■ **What is required**
The full set of entries below must be returned exactly as shown.

■ **Data shown**
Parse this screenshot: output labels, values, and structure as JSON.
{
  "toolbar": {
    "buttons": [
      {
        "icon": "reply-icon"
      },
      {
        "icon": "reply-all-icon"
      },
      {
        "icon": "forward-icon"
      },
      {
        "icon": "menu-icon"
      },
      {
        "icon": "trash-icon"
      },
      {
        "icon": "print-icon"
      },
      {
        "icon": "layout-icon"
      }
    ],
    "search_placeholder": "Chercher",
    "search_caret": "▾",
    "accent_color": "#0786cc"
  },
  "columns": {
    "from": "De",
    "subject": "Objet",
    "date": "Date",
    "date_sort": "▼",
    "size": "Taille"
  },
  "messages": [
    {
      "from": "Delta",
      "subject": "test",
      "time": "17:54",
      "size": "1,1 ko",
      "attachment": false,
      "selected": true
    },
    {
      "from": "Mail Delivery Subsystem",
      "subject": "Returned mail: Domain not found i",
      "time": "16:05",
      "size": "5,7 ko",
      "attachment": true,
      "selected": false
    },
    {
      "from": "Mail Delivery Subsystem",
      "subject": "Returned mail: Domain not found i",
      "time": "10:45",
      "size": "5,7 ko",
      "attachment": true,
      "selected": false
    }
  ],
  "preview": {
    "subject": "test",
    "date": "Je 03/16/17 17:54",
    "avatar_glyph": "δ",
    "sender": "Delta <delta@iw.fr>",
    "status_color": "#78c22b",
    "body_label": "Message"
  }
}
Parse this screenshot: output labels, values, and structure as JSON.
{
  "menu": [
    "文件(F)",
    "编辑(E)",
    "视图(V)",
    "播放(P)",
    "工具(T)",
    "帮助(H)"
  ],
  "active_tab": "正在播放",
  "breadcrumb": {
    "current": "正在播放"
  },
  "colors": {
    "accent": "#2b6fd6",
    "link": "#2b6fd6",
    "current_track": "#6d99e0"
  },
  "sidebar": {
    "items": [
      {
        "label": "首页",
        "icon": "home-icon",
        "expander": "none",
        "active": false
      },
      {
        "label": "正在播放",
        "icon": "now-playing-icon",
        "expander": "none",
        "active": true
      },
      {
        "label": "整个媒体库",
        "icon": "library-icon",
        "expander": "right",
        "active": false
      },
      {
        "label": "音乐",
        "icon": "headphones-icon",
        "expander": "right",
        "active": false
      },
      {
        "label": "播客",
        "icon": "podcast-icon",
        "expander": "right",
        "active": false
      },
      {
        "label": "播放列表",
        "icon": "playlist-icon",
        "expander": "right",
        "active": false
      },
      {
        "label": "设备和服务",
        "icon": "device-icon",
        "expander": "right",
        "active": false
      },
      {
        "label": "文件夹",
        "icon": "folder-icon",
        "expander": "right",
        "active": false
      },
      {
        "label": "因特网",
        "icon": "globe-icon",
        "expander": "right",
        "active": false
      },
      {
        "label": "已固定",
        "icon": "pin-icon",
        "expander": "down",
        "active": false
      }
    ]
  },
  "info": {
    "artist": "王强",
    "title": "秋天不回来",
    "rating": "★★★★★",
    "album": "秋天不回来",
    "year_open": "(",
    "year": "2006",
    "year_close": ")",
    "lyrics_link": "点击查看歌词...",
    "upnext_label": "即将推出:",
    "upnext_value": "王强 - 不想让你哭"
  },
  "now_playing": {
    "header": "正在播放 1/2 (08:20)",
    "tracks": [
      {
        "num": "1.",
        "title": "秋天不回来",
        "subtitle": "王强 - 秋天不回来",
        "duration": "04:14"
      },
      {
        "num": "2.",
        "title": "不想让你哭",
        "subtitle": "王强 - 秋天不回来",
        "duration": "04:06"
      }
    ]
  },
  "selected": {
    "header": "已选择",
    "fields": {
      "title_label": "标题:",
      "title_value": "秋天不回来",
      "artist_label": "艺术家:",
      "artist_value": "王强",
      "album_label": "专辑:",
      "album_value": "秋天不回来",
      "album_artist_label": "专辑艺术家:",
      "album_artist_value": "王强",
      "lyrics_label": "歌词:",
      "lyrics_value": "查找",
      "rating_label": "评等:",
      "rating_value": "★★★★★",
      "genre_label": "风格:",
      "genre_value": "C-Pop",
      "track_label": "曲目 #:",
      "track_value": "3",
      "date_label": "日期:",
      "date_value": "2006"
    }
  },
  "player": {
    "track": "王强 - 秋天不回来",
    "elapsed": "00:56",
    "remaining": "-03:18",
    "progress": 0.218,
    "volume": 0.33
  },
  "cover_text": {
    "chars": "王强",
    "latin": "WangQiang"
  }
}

■ **Problem solution**
Parse this screenshot: output labels, values, and structure as JSON.
{
  "toolbar": {
    "buttons": [
      {
        "icon": "reply-icon"
      },
      {
        "icon": "reply-all-icon"
      },
      {
        "icon": "forward-icon"
      },
      {
        "icon": "menu-icon"
      },
      {
        "icon": "trash-icon"
      },
      {
        "icon": "print-icon"
      },
      {
        "icon": "layout-icon"
      }
    ],
    "search_placeholder": "Chercher",
    "search_caret": "▾",
    "accent_color": "#0786cc"
  },
  "columns": {
    "from": "De",
    "subject": "Objet",
    "date": "Date",
    "date_sort": "▼",
    "size": "Taille"
  },
  "messages": [
    {
      "from": "Delta",
      "subject": "test",
      "time": "17:54",
      "size": "1,1 ko",
      "attachment": false,
      "selected": true
    },
    {
      "from": "Mail Delivery Subsystem",
      "subject": "Returned mail: Domain not found i",
      "time": "16:05",
      "size": "5,7 ko",
      "attachment": true,
      "selected": false
    },
    {
      "from": "Mail Delivery Subsystem",
      "subject": "Returned mail: Domain not found i",
      "time": "10:45",
      "size": "5,7 ko",
      "attachment": true,
      "selected": false
    }
  ],
  "preview": {
    "subject": "test",
    "date": "Je 03/16/17 17:54",
    "avatar_glyph": "δ",
    "sender": "Delta <delta@iw.fr>",
    "status_color": "#78c22b",
    "body_label": "Message"
  }
}
Parse this screenshot: output labels, values, and structure as JSON.
{
  "menu": [
    "文件(F)",
    "编辑(E)",
    "视图(V)",
    "播放(P)",
    "工具(T)",
    "帮助(H)"
  ],
  "active_tab": "正在播放",
  "breadcrumb": {
    "current": "正在播放"
  },
  "colors": {
    "accent": "#2b6fd6",
    "link": "#2b6fd6",
    "current_track": "#6d99e0"
  },
  "sidebar": {
    "items": [
      {
        "label": "首页",
        "icon": "home-icon",
        "expander": "none",
        "active": false
      },
      {
        "label": "正在播放",
        "icon": "now-playing-icon",
        "expander": "none",
        "active": true
      },
      {
        "label": "整个媒体库",
        "icon": "library-icon",
        "expander": "right",
        "active": false
      },
      {
        "label": "音乐",
        "icon": "headphones-icon",
        "expander": "right",
        "active": false
      },
      {
        "label": "播客",
        "icon": "podcast-icon",
        "expander": "right",
        "active": false
      },
      {
        "label": "播放列表",
        "icon": "playlist-icon",
        "expander": "right",
        "active": false
      },
      {
        "label": "设备和服务",
        "icon": "device-icon",
        "expander": "right",
        "active": false
      },
      {
        "label": "文件夹",
        "icon": "folder-icon",
        "expander": "right",
        "active": false
      },
      {
        "label": "因特网",
        "icon": "globe-icon",
        "expander": "right",
        "active": false
      },
      {
        "label": "已固定",
        "icon": "pin-icon",
        "expander": "down",
        "active": false
      }
    ]
  },
  "info": {
    "artist": "王强",
    "title": "秋天不回来",
    "rating": "★★★★★",
    "album": "秋天不回来",
    "year_open": "(",
    "year": "2006",
    "year_close": ")",
    "lyrics_link": "点击查看歌词...",
    "upnext_label": "即将推出:",
    "upnext_value": "王强 - 不想让你哭"
  },
  "now_playing": {
    "header": "正在播放 1/2 (08:20)",
    "tracks": [
      {
        "num": "1.",
        "title": "秋天不回来",
        "subtitle": "王强 - 秋天不回来",
        "duration": "04:14"
      },
      {
        "num": "2.",
        "title": "不想让你哭",
        "subtitle": "王强 - 秋天不回来",
        "duration": "04:06"
      }
    ]
  },
  "selected": {
    "header": "已选择",
    "fields": {
      "title_label": "标题:",
      "title_value": "秋天不回来",
      "artist_label": "艺术家:",
      "artist_value": "王强",
      "album_label": "专辑:",
      "album_value": "秋天不回来",
      "album_artist_label": "专辑艺术家:",
      "album_artist_value": "王强",
      "lyrics_label": "歌词:",
      "lyrics_value": "查找",
      "rating_label": "评等:",
      "rating_value": "★★★★★",
      "genre_label": "风格:",
      "genre_value": "C-Pop",
      "track_label": "曲目 #:",
      "track_value": "3",
      "date_label": "日期:",
      "date_value": "2006"
    }
  },
  "player": {
    "track": "王强 - 秋天不回来",
    "elapsed": "00:56",
    "remaining": "-03:18",
    "progress": 0.218,
    "volume": 0.33
  },
  "cover_text": {
    "chars": "王强",
    "latin": "WangQiang"
  }
}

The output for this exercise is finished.